→ Instructions to follow: Would you give the entries below again in full, exactly as they stand?

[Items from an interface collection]

--- START ---

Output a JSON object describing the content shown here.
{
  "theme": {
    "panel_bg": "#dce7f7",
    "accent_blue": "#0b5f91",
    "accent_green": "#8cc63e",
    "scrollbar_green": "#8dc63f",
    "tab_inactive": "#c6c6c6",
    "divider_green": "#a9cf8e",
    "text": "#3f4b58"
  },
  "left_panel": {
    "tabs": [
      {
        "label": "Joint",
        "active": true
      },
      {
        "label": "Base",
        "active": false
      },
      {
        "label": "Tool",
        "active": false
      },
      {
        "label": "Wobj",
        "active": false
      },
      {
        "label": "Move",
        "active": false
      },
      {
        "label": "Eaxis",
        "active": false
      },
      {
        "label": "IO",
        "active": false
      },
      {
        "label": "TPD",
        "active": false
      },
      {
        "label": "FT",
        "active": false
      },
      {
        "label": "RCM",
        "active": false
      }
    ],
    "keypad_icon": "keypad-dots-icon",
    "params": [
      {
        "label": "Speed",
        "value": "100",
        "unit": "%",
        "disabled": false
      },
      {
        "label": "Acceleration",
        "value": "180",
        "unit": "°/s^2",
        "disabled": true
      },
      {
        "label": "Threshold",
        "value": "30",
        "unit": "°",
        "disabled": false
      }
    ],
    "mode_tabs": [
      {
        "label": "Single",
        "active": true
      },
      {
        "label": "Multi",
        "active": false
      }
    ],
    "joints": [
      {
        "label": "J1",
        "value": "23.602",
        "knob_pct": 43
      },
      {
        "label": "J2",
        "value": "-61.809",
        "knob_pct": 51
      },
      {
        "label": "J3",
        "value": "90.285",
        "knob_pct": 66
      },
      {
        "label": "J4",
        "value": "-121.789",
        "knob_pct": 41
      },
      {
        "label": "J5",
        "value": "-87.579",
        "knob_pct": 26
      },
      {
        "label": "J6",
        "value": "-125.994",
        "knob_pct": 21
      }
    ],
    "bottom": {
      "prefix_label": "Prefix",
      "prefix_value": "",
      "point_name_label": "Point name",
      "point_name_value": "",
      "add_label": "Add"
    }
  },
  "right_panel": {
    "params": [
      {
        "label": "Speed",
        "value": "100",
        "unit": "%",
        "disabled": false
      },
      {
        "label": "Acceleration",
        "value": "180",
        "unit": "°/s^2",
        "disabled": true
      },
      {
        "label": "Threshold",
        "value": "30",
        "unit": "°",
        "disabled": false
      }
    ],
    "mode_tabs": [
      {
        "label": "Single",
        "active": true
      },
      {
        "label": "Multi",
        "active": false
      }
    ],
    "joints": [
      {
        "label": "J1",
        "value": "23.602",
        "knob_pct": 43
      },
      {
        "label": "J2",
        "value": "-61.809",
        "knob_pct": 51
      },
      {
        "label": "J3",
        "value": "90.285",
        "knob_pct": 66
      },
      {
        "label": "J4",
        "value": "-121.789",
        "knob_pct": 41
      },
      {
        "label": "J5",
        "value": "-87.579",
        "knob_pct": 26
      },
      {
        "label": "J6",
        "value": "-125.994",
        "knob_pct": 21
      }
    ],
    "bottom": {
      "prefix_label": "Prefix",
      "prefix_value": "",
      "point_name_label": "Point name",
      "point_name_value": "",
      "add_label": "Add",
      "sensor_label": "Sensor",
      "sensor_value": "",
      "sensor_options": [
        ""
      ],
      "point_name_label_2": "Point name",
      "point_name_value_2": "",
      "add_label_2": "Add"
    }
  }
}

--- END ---

→ Solution for this exercise:
Output a JSON object describing the content shown here.
{
  "theme": {
    "panel_bg": "#dce7f7",
    "accent_blue": "#0b5f91",
    "accent_green": "#8cc63e",
    "scrollbar_green": "#8dc63f",
    "tab_inactive": "#c6c6c6",
    "divider_green": "#a9cf8e",
    "text": "#3f4b58"
  },
  "left_panel": {
    "tabs": [
      {
        "label": "Joint",
        "active": true
      },
      {
        "label": "Base",
        "active": false
      },
      {
        "label": "Tool",
        "active": false
      },
      {
        "label": "Wobj",
        "active": false
      },
      {
        "label": "Move",
        "active": false
      },
      {
        "label": "Eaxis",
        "active": false
      },
      {
        "label": "IO",
        "active": false
      },
      {
        "label": "TPD",
        "active": false
      },
      {
        "label": "FT",
        "active": false
      },
      {
        "label": "RCM",
        "active": false
      }
    ],
    "keypad_icon": "keypad-dots-icon",
    "params": [
      {
        "label": "Speed",
        "value": "100",
        "unit": "%",
        "disabled": false
      },
      {
        "label": "Acceleration",
        "value": "180",
        "unit": "°/s^2",
        "disabled": true
      },
      {
        "label": "Threshold",
        "value": "30",
        "unit": "°",
        "disabled": false
      }
    ],
    "mode_tabs": [
      {
        "label": "Single",
        "active": true
      },
      {
        "label": "Multi",
        "active": false
      }
    ],
    "joints": [
      {
        "label": "J1",
        "value": "23.602",
        "knob_pct": 43
      },
      {
        "label": "J2",
        "value": "-61.809",
        "knob_pct": 51
      },
      {
        "label": "J3",
        "value": "90.285",
        "knob_pct": 66
      },
      {
        "label": "J4",
        "value": "-121.789",
        "knob_pct": 41
      },
      {
        "label": "J5",
        "value": "-87.579",
        "knob_pct": 26
      },
      {
        "label": "J6",
        "value": "-125.994",
        "knob_pct": 21
      }
    ],
    "bottom": {
      "prefix_label": "Prefix",
      "prefix_value": "",
      "point_name_label": "Point name",
      "point_name_value": "",
      "add_label": "Add"
    }
  },
  "right_panel": {
    "params": [
      {
        "label": "Speed",
        "value": "100",
        "unit": "%",
        "disabled": false
      },
      {
        "label": "Acceleration",
        "value": "180",
        "unit": "°/s^2",
        "disabled": true
      },
      {
        "label": "Threshold",
        "value": "30",
        "unit": "°",
        "disabled": false
      }
    ],
    "mode_tabs": [
      {
        "label": "Single",
        "active": true
      },
      {
        "label": "Multi",
        "active": false
      }
    ],
    "joints": [
      {
        "label": "J1",
        "value": "23.602",
        "knob_pct": 43
      },
      {
        "label": "J2",
        "value": "-61.809",
        "knob_pct": 51
      },
      {
        "label": "J3",
        "value": "90.285",
        "knob_pct": 66
      },
      {
        "label": "J4",
        "value": "-121.789",
        "knob_pct": 41
      },
      {
        "label": "J5",
        "value": "-87.579",
        "knob_pct": 26
      },
      {
        "label": "J6",
        "value": "-125.994",
        "knob_pct": 21
      }
    ],
    "bottom": {
      "prefix_label": "Prefix",
      "prefix_value": "",
      "point_name_label": "Point name",
      "point_name_value": "",
      "add_label": "Add",
      "sensor_label": "Sensor",
      "sensor_value": "",
      "sensor_options": [
        ""
      ],
      "point_name_label_2": "Point name",
      "point_name_value_2": "",
      "add_label_2": "Add"
    }
  }
}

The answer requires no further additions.